One of the recurring stories of election season is the questions raised by critics about the validity of Oregon's vote-by-mail system, a voting method that President Donald Trump bashed earlier this year in attacks that his followers have amplified ever since.
But a review of actual data—as distinct from unproven assertions and anecdotes—conducted by the nonpartisan Oregon Legislative Fiscal Office and released last week shows there's no factual support for the conspiracy theories.
Here's what the LFO found:
"Between the years 2000 and 2019, Oregonians cast approximately 60.9 million ballots in statewide and special elections. The Oregon Department of Justice estimates that the Criminal Justice Division (and the Civil Enforcement Division) obtained 38 criminal convictions relating to voter fraud during that period," the LFO report says.
"The division obtained 38 criminal convictions for voter fraud out of the 60.9 million ballots in Oregon elections cast over a 19-year period. That amounts to a rate of 0.0000006%. These figures demonstrate that voter fraud is exceedingly rare in Oregon." Voter fraud is also exceedingly rare across the country, LFO noted: "In June 2020, the Heritage Foundation reviewed all voter fraud cases it could find over a 36-year period. Heritage found 1,285 cases of voter fraud out of more than 1.8 billion ballots cast in all 50 states from 1982 to 2018. That amounts to a rate of 0.0000007%."
There has been an uptick in convictions in Oregon since 2016, as it and other states communicate more about people who cross state lines and may have voted in more than one place.
"The most prevalent forms of voter fraud, according to [Oregon DOJ], are duplicate voting (e.g., a person who votes in more than one state in the same election) and ballot forgery (e.g., a member of a household who fills out the ballots of other household members and fraudulently signs their names)," the report says.
"There are numerous processes built into Oregon's vote-by-mail system to ensure integrity, including unique barcodes to track ballots, signature verification to prove voters' identities, and election security plans filed by county elections offices. Vote by mail also leaves a paper trail that can be audited. In fact, two academic studies have concluded that the election results in vote-by-mail elections are generally more accurate than the election results in polling-place elections."
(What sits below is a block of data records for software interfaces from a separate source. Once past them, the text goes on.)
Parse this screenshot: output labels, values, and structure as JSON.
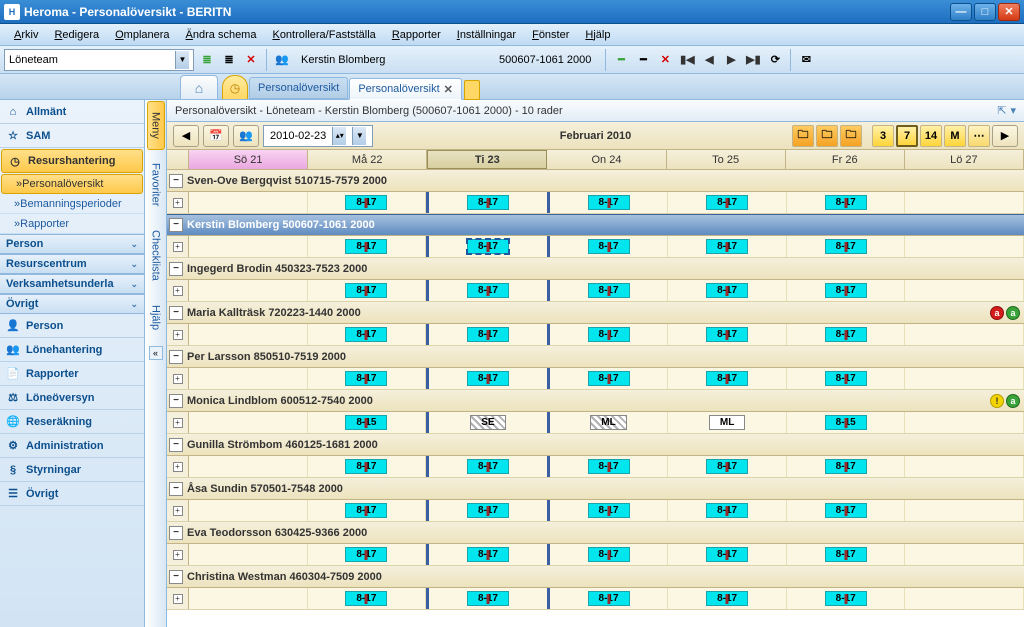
{
  "title": "Heroma - Personalöversikt - BERITN",
  "menus": [
    "Arkiv",
    "Redigera",
    "Omplanera",
    "Ändra schema",
    "Kontrollera/Fastställa",
    "Rapporter",
    "Inställningar",
    "Fönster",
    "Hjälp"
  ],
  "toolbar": {
    "team": "Löneteam",
    "person_name": "Kerstin Blomberg",
    "person_id": "500607-1061 2000"
  },
  "tabs": {
    "t1": "Personalöversikt",
    "t2": "Personalöversikt"
  },
  "sidebar": {
    "allmant": "Allmänt",
    "sam": "SAM",
    "resurshantering": "Resurshantering",
    "sub_personaloversikt": "Personalöversikt",
    "sub_bemanning": "Bemanningsperioder",
    "sub_rapporter": "Rapporter",
    "sec_person": "Person",
    "sec_resurscentrum": "Resurscentrum",
    "sec_verksam": "Verksamhetsunderla",
    "sec_ovrigt": "Övrigt",
    "g_person": "Person",
    "g_lonehantering": "Lönehantering",
    "g_rapporter": "Rapporter",
    "g_loneoversyn": "Löneöversyn",
    "g_reserakning": "Reseräkning",
    "g_administration": "Administration",
    "g_styrningar": "Styrningar",
    "g_ovrigt": "Övrigt"
  },
  "vtabs": {
    "meny": "Meny",
    "favoriter": "Favoriter",
    "checklista": "Checklista",
    "hjalp": "Hjälp"
  },
  "crumb": "Personalöversikt - Löneteam - Kerstin Blomberg (500607-1061 2000) - 10 rader",
  "datebox": "2010-02-23",
  "month": "Februari 2010",
  "view_buttons": [
    "3",
    "7",
    "14",
    "M"
  ],
  "days": [
    {
      "label": "Sö 21",
      "type": "sun"
    },
    {
      "label": "Må 22",
      "type": ""
    },
    {
      "label": "Ti 23",
      "type": "today"
    },
    {
      "label": "On 24",
      "type": ""
    },
    {
      "label": "To 25",
      "type": ""
    },
    {
      "label": "Fr 26",
      "type": ""
    },
    {
      "label": "Lö 27",
      "type": ""
    }
  ],
  "people": [
    {
      "name": "Sven-Ove  Bergqvist  510715-7579 2000",
      "sel": false,
      "badges": [],
      "shifts": [
        "",
        "8-17",
        "8-17",
        "8-17",
        "8-17",
        "8-17",
        ""
      ]
    },
    {
      "name": "Kerstin  Blomberg  500607-1061 2000",
      "sel": true,
      "badges": [],
      "shifts": [
        "",
        "8-17",
        "8-17*",
        "8-17",
        "8-17",
        "8-17",
        ""
      ]
    },
    {
      "name": "Ingegerd  Brodin  450323-7523 2000",
      "sel": false,
      "badges": [],
      "shifts": [
        "",
        "8-17",
        "8-17",
        "8-17",
        "8-17",
        "8-17",
        ""
      ]
    },
    {
      "name": "Maria  Kallträsk  720223-1440 2000",
      "sel": false,
      "badges": [
        "red",
        "grn"
      ],
      "shifts": [
        "",
        "8-17",
        "8-17",
        "8-17",
        "8-17",
        "8-17",
        ""
      ]
    },
    {
      "name": "Per  Larsson  850510-7519 2000",
      "sel": false,
      "badges": [],
      "shifts": [
        "",
        "8-17",
        "8-17",
        "8-17",
        "8-17",
        "8-17",
        ""
      ]
    },
    {
      "name": "Monica  Lindblom  600512-7540 2000",
      "sel": false,
      "badges": [
        "yel2",
        "grn"
      ],
      "shifts": [
        "",
        "8-15",
        "SE#",
        "ML#",
        "ML^",
        "8-15",
        ""
      ]
    },
    {
      "name": "Gunilla  Strömbom  460125-1681 2000",
      "sel": false,
      "badges": [],
      "shifts": [
        "",
        "8-17",
        "8-17",
        "8-17",
        "8-17",
        "8-17",
        ""
      ]
    },
    {
      "name": "Åsa  Sundin  570501-7548 2000",
      "sel": false,
      "badges": [],
      "shifts": [
        "",
        "8-17",
        "8-17",
        "8-17",
        "8-17",
        "8-17",
        ""
      ]
    },
    {
      "name": "Eva  Teodorsson  630425-9366 2000",
      "sel": false,
      "badges": [],
      "shifts": [
        "",
        "8-17",
        "8-17",
        "8-17",
        "8-17",
        "8-17",
        ""
      ]
    },
    {
      "name": "Christina  Westman  460304-7509 2000",
      "sel": false,
      "badges": [],
      "shifts": [
        "",
        "8-17",
        "8-17",
        "8-17",
        "8-17",
        "8-17",
        ""
      ]
    }
  ]
}
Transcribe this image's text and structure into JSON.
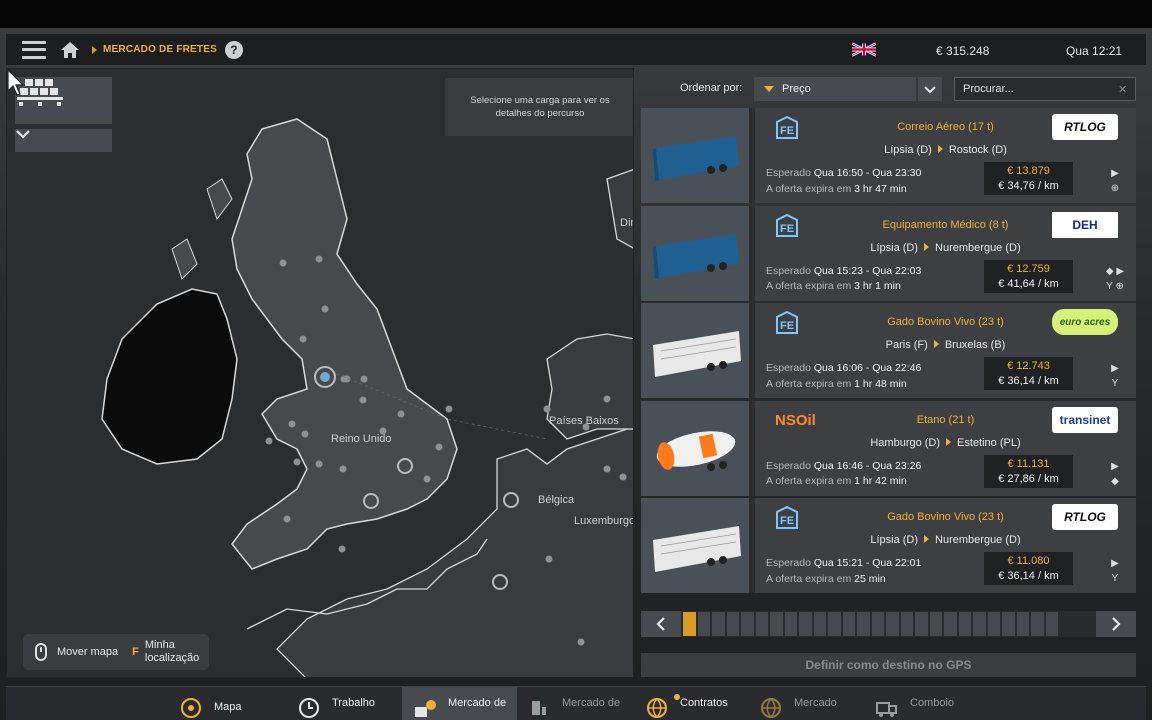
{
  "topbar": {
    "breadcrumb": "MERCADO DE FRETES",
    "help": "?",
    "money": "€ 315.248",
    "clock": "Qua 12:21"
  },
  "map": {
    "tooltip": "Selecione uma carga para ver os detalhes do percurso",
    "labels": {
      "reino_unido": "Reino Unido",
      "paises_baixos": "Países Baixos",
      "belgica": "Bélgica",
      "luxemburgo": "Luxemburgo",
      "din": "Din"
    },
    "help": {
      "move": "Mover mapa",
      "key": "F",
      "locate_line1": "Minha",
      "locate_line2": "localização"
    }
  },
  "sort": {
    "label": "Ordenar por:",
    "value": "Preço",
    "search_placeholder": "Procurar...",
    "clear": "✕"
  },
  "jobs": [
    {
      "company_logo": "FE",
      "cargo": "Correio Aéreo (17 t)",
      "origin": "Lípsia (D)",
      "destination": "Rostock (D)",
      "expected_label": "Esperado",
      "expected": "Qua 16:50 - Qua 23:30",
      "expires_label": "A oferta expira em",
      "expires": "3 hr 47 min",
      "price": "€ 13.879",
      "per_km": "€ 34,76 / km",
      "client_logo": "RTLOG",
      "trailer": "blue",
      "icons": [
        "▶",
        "⊕"
      ]
    },
    {
      "company_logo": "FE",
      "cargo": "Equipamento Médico (8 t)",
      "origin": "Lípsia (D)",
      "destination": "Nurembergue (D)",
      "expected_label": "Esperado",
      "expected": "Qua 15:23 - Qua 22:03",
      "expires_label": "A oferta expira em",
      "expires": "3 hr 1 min",
      "price": "€ 12.759",
      "per_km": "€ 41,64 / km",
      "client_logo": "DEH",
      "trailer": "blue",
      "icons": [
        "◆ ▶",
        "Y ⊕"
      ]
    },
    {
      "company_logo": "FE",
      "cargo": "Gado Bovino Vivo (23 t)",
      "origin": "Paris (F)",
      "destination": "Bruxelas (B)",
      "expected_label": "Esperado",
      "expected": "Qua 16:06 - Qua 22:46",
      "expires_label": "A oferta expira em",
      "expires": "1 hr 48 min",
      "price": "€ 12.743",
      "per_km": "€ 36,14 / km",
      "client_logo": "euro acres",
      "trailer": "white",
      "icons": [
        "▶",
        "Y"
      ]
    },
    {
      "company_logo": "NSOil",
      "cargo": "Etano (21 t)",
      "origin": "Hamburgo (D)",
      "destination": "Estetino (PL)",
      "expected_label": "Esperado",
      "expected": "Qua 16:46 - Qua 23:26",
      "expires_label": "A oferta expira em",
      "expires": "1 hr 42 min",
      "price": "€ 11.131",
      "per_km": "€ 27,86 / km",
      "client_logo": "transinet",
      "trailer": "tank",
      "icons": [
        "▶",
        "◆"
      ]
    },
    {
      "company_logo": "FE",
      "cargo": "Gado Bovino Vivo (23 t)",
      "origin": "Lípsia (D)",
      "destination": "Nurembergue (D)",
      "expected_label": "Esperado",
      "expected": "Qua 15:21 - Qua 22:01",
      "expires_label": "A oferta expira em",
      "expires": "25 min",
      "price": "€ 11.080",
      "per_km": "€ 36,14 / km",
      "client_logo": "RTLOG",
      "trailer": "white",
      "icons": [
        "▶",
        "Y"
      ]
    }
  ],
  "pager": {
    "pages": 26,
    "current": 1
  },
  "gps_button": "Definir como destino no GPS",
  "tabs": [
    {
      "label": "Mapa",
      "icon": "gps-icon"
    },
    {
      "label": "Trabalho",
      "icon": "clock-icon"
    },
    {
      "label": "Mercado de",
      "icon": "freight-icon"
    },
    {
      "label": "Mercado de",
      "icon": "cargo-icon"
    },
    {
      "label": "Contratos",
      "icon": "globe-icon"
    },
    {
      "label": "Mercado",
      "icon": "globe-icon"
    },
    {
      "label": "Comboio",
      "icon": "truck-icon"
    }
  ]
}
Voters continue to return ballots for the Nov. 3 election at a rapid rate: As of 1 pm on Oct. 19, 13.26% of Multnomah County ballots had already been returned, a pace far ahead of 2016. To find the official ballot drop site nearest you, click here.